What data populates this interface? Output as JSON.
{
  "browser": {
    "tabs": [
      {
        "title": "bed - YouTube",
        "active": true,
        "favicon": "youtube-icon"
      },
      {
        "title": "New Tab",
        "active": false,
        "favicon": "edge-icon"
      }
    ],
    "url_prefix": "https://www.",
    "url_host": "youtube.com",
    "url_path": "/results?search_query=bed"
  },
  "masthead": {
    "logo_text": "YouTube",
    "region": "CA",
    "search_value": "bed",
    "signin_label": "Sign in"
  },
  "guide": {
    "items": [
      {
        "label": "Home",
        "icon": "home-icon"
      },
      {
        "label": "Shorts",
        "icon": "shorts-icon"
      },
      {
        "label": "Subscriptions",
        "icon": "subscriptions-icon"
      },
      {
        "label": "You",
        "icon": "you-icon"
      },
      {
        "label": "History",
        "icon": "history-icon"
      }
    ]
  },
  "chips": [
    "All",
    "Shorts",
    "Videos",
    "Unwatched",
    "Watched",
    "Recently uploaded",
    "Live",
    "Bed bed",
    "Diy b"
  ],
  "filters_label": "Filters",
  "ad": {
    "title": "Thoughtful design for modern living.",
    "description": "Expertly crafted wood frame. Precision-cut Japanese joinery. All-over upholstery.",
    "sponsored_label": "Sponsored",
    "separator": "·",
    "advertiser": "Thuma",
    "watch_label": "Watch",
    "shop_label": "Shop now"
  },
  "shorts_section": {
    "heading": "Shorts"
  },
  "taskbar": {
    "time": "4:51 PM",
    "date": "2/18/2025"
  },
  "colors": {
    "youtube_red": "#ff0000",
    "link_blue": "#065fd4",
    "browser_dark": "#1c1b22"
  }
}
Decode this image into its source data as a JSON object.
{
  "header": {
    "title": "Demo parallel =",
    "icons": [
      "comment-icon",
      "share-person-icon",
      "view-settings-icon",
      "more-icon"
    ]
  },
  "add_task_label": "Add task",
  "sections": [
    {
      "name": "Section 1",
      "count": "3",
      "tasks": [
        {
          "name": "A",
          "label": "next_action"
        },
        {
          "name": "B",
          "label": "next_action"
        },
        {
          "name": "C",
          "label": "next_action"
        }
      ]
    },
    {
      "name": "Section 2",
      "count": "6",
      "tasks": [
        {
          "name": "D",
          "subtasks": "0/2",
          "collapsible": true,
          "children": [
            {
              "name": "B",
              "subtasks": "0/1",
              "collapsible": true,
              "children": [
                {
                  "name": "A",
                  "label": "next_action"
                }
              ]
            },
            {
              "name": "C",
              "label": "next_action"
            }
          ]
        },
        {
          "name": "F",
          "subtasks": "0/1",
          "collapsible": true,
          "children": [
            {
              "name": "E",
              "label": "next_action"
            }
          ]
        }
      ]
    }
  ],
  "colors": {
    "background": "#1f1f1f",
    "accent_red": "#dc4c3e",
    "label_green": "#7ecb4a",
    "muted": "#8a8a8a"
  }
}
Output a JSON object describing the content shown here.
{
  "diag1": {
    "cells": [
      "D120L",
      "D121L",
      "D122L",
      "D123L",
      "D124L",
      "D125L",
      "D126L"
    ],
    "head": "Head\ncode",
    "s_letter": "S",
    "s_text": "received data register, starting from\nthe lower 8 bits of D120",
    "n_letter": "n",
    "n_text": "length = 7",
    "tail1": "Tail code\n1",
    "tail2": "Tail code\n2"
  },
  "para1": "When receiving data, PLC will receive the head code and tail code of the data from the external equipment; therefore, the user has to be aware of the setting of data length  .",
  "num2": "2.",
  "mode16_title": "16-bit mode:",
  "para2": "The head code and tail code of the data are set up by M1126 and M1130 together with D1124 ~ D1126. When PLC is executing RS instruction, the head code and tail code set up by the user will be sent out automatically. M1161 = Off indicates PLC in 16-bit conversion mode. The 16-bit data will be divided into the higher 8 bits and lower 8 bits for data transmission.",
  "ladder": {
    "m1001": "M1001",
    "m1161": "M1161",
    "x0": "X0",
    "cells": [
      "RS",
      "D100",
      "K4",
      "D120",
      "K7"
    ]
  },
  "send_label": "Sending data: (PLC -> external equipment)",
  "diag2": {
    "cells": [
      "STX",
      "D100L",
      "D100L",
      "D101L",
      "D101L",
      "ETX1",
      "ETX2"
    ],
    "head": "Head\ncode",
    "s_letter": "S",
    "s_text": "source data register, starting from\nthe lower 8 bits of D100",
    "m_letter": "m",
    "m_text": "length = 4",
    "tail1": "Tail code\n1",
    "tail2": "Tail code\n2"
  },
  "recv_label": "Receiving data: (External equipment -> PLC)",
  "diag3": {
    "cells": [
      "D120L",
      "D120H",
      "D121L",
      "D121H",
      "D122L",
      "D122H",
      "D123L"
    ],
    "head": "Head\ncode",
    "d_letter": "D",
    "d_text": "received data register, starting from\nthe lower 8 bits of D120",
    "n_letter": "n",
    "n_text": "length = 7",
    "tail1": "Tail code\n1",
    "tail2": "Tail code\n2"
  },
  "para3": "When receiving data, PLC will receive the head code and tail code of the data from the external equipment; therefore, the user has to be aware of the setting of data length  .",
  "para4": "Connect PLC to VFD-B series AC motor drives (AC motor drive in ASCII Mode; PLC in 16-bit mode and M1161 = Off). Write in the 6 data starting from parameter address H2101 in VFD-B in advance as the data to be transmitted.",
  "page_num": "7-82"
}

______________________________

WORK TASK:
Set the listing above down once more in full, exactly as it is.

PROBLEM SOLUTION:
What data populates this interface? Output as JSON.
{
  "browser": {
    "tabs": [
      {
        "title": "bed - YouTube",
        "active": true,
        "favicon": "youtube-icon"
      },
      {
        "title": "New Tab",
        "active": false,
        "favicon": "edge-icon"
      }
    ],
    "url_prefix": "https://www.",
    "url_host": "youtube.com",
    "url_path": "/results?search_query=bed"
  },
  "masthead": {
    "logo_text": "YouTube",
    "region": "CA",
    "search_value": "bed",
    "signin_label": "Sign in"
  },
  "guide": {
    "items": [
      {
        "label": "Home",
        "icon": "home-icon"
      },
      {
        "label": "Shorts",
        "icon": "shorts-icon"
      },
      {
        "label": "Subscriptions",
        "icon": "subscriptions-icon"
      },
      {
        "label": "You",
        "icon": "you-icon"
      },
      {
        "label": "History",
        "icon": "history-icon"
      }
    ]
  },
  "chips": [
    "All",
    "Shorts",
    "Videos",
    "Unwatched",
    "Watched",
    "Recently uploaded",
    "Live",
    "Bed bed",
    "Diy b"
  ],
  "filters_label": "Filters",
  "ad": {
    "title": "Thoughtful design for modern living.",
    "description": "Expertly crafted wood frame. Precision-cut Japanese joinery. All-over upholstery.",
    "sponsored_label": "Sponsored",
    "separator": "·",
    "advertiser": "Thuma",
    "watch_label": "Watch",
    "shop_label": "Shop now"
  },
  "shorts_section": {
    "heading": "Shorts"
  },
  "taskbar": {
    "time": "4:51 PM",
    "date": "2/18/2025"
  },
  "colors": {
    "youtube_red": "#ff0000",
    "link_blue": "#065fd4",
    "browser_dark": "#1c1b22"
  }
}
Decode this image into its source data as a JSON object.
{
  "header": {
    "title": "Demo parallel =",
    "icons": [
      "comment-icon",
      "share-person-icon",
      "view-settings-icon",
      "more-icon"
    ]
  },
  "add_task_label": "Add task",
  "sections": [
    {
      "name": "Section 1",
      "count": "3",
      "tasks": [
        {
          "name": "A",
          "label": "next_action"
        },
        {
          "name": "B",
          "label": "next_action"
        },
        {
          "name": "C",
          "label": "next_action"
        }
      ]
    },
    {
      "name": "Section 2",
      "count": "6",
      "tasks": [
        {
          "name": "D",
          "subtasks": "0/2",
          "collapsible": true,
          "children": [
            {
              "name": "B",
              "subtasks": "0/1",
              "collapsible": true,
              "children": [
                {
                  "name": "A",
                  "label": "next_action"
                }
              ]
            },
            {
              "name": "C",
              "label": "next_action"
            }
          ]
        },
        {
          "name": "F",
          "subtasks": "0/1",
          "collapsible": true,
          "children": [
            {
              "name": "E",
              "label": "next_action"
            }
          ]
        }
      ]
    }
  ],
  "colors": {
    "background": "#1f1f1f",
    "accent_red": "#dc4c3e",
    "label_green": "#7ecb4a",
    "muted": "#8a8a8a"
  }
}
Output a JSON object describing the content shown here.
{
  "diag1": {
    "cells": [
      "D120L",
      "D121L",
      "D122L",
      "D123L",
      "D124L",
      "D125L",
      "D126L"
    ],
    "head": "Head\ncode",
    "s_letter": "S",
    "s_text": "received data register, starting from\nthe lower 8 bits of D120",
    "n_letter": "n",
    "n_text": "length = 7",
    "tail1": "Tail code\n1",
    "tail2": "Tail code\n2"
  },
  "para1": "When receiving data, PLC will receive the head code and tail code of the data from the external equipment; therefore, the user has to be aware of the setting of data length  .",
  "num2": "2.",
  "mode16_title": "16-bit mode:",
  "para2": "The head code and tail code of the data are set up by M1126 and M1130 together with D1124 ~ D1126. When PLC is executing RS instruction, the head code and tail code set up by the user will be sent out automatically. M1161 = Off indicates PLC in 16-bit conversion mode. The 16-bit data will be divided into the higher 8 bits and lower 8 bits for data transmission.",
  "ladder": {
    "m1001": "M1001",
    "m1161": "M1161",
    "x0": "X0",
    "cells": [
      "RS",
      "D100",
      "K4",
      "D120",
      "K7"
    ]
  },
  "send_label": "Sending data: (PLC -> external equipment)",
  "diag2": {
    "cells": [
      "STX",
      "D100L",
      "D100L",
      "D101L",
      "D101L",
      "ETX1",
      "ETX2"
    ],
    "head": "Head\ncode",
    "s_letter": "S",
    "s_text": "source data register, starting from\nthe lower 8 bits of D100",
    "m_letter": "m",
    "m_text": "length = 4",
    "tail1": "Tail code\n1",
    "tail2": "Tail code\n2"
  },
  "recv_label": "Receiving data: (External equipment -> PLC)",
  "diag3": {
    "cells": [
      "D120L",
      "D120H",
      "D121L",
      "D121H",
      "D122L",
      "D122H",
      "D123L"
    ],
    "head": "Head\ncode",
    "d_letter": "D",
    "d_text": "received data register, starting from\nthe lower 8 bits of D120",
    "n_letter": "n",
    "n_text": "length = 7",
    "tail1": "Tail code\n1",
    "tail2": "Tail code\n2"
  },
  "para3": "When receiving data, PLC will receive the head code and tail code of the data from the external equipment; therefore, the user has to be aware of the setting of data length  .",
  "para4": "Connect PLC to VFD-B series AC motor drives (AC motor drive in ASCII Mode; PLC in 16-bit mode and M1161 = Off). Write in the 6 data starting from parameter address H2101 in VFD-B in advance as the data to be transmitted.",
  "page_num": "7-82"
}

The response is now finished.